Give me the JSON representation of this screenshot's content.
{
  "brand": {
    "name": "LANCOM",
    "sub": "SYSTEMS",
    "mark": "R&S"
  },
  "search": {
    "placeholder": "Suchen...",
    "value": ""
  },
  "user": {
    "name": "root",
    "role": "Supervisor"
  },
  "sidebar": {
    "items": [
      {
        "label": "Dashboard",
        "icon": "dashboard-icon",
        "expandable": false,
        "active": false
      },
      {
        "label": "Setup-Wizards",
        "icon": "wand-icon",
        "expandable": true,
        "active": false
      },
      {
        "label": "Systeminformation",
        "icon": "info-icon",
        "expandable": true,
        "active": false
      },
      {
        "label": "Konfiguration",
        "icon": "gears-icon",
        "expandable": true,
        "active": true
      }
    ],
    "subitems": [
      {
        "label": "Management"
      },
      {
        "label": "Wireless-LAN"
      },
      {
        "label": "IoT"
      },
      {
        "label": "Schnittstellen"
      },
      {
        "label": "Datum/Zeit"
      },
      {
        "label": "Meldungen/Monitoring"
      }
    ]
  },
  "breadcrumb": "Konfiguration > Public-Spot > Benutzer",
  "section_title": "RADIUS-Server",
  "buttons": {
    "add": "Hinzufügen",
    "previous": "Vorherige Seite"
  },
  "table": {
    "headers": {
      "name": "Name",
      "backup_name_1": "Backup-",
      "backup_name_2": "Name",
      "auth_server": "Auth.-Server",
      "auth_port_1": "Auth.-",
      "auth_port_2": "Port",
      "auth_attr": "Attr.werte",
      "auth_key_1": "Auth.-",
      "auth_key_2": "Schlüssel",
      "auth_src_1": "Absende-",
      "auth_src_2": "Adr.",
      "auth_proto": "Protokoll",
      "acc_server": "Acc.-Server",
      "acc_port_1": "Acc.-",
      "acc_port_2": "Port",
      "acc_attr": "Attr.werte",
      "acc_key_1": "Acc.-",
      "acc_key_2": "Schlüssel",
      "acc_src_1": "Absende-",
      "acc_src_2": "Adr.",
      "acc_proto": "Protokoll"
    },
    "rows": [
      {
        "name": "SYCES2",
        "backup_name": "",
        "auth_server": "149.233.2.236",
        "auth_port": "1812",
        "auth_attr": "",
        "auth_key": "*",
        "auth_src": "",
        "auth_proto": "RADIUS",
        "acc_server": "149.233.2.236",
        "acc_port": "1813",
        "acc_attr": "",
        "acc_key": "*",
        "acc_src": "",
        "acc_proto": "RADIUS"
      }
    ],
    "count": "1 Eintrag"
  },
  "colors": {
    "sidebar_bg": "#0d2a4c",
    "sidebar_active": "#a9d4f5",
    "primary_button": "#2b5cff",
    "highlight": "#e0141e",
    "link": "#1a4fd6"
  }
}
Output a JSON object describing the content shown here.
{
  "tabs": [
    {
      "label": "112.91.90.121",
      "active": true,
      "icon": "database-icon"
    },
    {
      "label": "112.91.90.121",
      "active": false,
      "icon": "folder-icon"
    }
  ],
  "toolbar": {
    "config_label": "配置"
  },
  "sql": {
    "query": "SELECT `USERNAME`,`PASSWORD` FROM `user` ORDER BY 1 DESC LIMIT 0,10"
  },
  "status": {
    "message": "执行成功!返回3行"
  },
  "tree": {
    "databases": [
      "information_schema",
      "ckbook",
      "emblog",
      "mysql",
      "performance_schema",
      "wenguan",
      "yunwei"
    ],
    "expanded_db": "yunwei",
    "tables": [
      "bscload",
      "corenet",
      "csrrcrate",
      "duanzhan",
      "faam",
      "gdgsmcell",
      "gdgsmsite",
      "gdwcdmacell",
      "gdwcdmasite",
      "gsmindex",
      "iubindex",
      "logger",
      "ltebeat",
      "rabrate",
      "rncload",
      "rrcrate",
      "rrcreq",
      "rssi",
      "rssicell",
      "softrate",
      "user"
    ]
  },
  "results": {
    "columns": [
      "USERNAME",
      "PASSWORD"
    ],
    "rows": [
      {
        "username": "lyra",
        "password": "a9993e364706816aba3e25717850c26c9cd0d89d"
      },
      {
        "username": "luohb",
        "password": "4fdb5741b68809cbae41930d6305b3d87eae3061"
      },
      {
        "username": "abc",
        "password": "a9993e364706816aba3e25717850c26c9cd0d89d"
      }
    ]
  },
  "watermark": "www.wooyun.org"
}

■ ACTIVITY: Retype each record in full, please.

■ WRITTEN REPLY:
Give me the JSON representation of this screenshot's content.
{
  "brand": {
    "name": "LANCOM",
    "sub": "SYSTEMS",
    "mark": "R&S"
  },
  "search": {
    "placeholder": "Suchen...",
    "value": ""
  },
  "user": {
    "name": "root",
    "role": "Supervisor"
  },
  "sidebar": {
    "items": [
      {
        "label": "Dashboard",
        "icon": "dashboard-icon",
        "expandable": false,
        "active": false
      },
      {
        "label": "Setup-Wizards",
        "icon": "wand-icon",
        "expandable": true,
        "active": false
      },
      {
        "label": "Systeminformation",
        "icon": "info-icon",
        "expandable": true,
        "active": false
      },
      {
        "label": "Konfiguration",
        "icon": "gears-icon",
        "expandable": true,
        "active": true
      }
    ],
    "subitems": [
      {
        "label": "Management"
      },
      {
        "label": "Wireless-LAN"
      },
      {
        "label": "IoT"
      },
      {
        "label": "Schnittstellen"
      },
      {
        "label": "Datum/Zeit"
      },
      {
        "label": "Meldungen/Monitoring"
      }
    ]
  },
  "breadcrumb": "Konfiguration > Public-Spot > Benutzer",
  "section_title": "RADIUS-Server",
  "buttons": {
    "add": "Hinzufügen",
    "previous": "Vorherige Seite"
  },
  "table": {
    "headers": {
      "name": "Name",
      "backup_name_1": "Backup-",
      "backup_name_2": "Name",
      "auth_server": "Auth.-Server",
      "auth_port_1": "Auth.-",
      "auth_port_2": "Port",
      "auth_attr": "Attr.werte",
      "auth_key_1": "Auth.-",
      "auth_key_2": "Schlüssel",
      "auth_src_1": "Absende-",
      "auth_src_2": "Adr.",
      "auth_proto": "Protokoll",
      "acc_server": "Acc.-Server",
      "acc_port_1": "Acc.-",
      "acc_port_2": "Port",
      "acc_attr": "Attr.werte",
      "acc_key_1": "Acc.-",
      "acc_key_2": "Schlüssel",
      "acc_src_1": "Absende-",
      "acc_src_2": "Adr.",
      "acc_proto": "Protokoll"
    },
    "rows": [
      {
        "name": "SYCES2",
        "backup_name": "",
        "auth_server": "149.233.2.236",
        "auth_port": "1812",
        "auth_attr": "",
        "auth_key": "*",
        "auth_src": "",
        "auth_proto": "RADIUS",
        "acc_server": "149.233.2.236",
        "acc_port": "1813",
        "acc_attr": "",
        "acc_key": "*",
        "acc_src": "",
        "acc_proto": "RADIUS"
      }
    ],
    "count": "1 Eintrag"
  },
  "colors": {
    "sidebar_bg": "#0d2a4c",
    "sidebar_active": "#a9d4f5",
    "primary_button": "#2b5cff",
    "highlight": "#e0141e",
    "link": "#1a4fd6"
  }
}
Output a JSON object describing the content shown here.
{
  "tabs": [
    {
      "label": "112.91.90.121",
      "active": true,
      "icon": "database-icon"
    },
    {
      "label": "112.91.90.121",
      "active": false,
      "icon": "folder-icon"
    }
  ],
  "toolbar": {
    "config_label": "配置"
  },
  "sql": {
    "query": "SELECT `USERNAME`,`PASSWORD` FROM `user` ORDER BY 1 DESC LIMIT 0,10"
  },
  "status": {
    "message": "执行成功!返回3行"
  },
  "tree": {
    "databases": [
      "information_schema",
      "ckbook",
      "emblog",
      "mysql",
      "performance_schema",
      "wenguan",
      "yunwei"
    ],
    "expanded_db": "yunwei",
    "tables": [
      "bscload",
      "corenet",
      "csrrcrate",
      "duanzhan",
      "faam",
      "gdgsmcell",
      "gdgsmsite",
      "gdwcdmacell",
      "gdwcdmasite",
      "gsmindex",
      "iubindex",
      "logger",
      "ltebeat",
      "rabrate",
      "rncload",
      "rrcrate",
      "rrcreq",
      "rssi",
      "rssicell",
      "softrate",
      "user"
    ]
  },
  "results": {
    "columns": [
      "USERNAME",
      "PASSWORD"
    ],
    "rows": [
      {
        "username": "lyra",
        "password": "a9993e364706816aba3e25717850c26c9cd0d89d"
      },
      {
        "username": "luohb",
        "password": "4fdb5741b68809cbae41930d6305b3d87eae3061"
      },
      {
        "username": "abc",
        "password": "a9993e364706816aba3e25717850c26c9cd0d89d"
      }
    ]
  },
  "watermark": "www.wooyun.org"
}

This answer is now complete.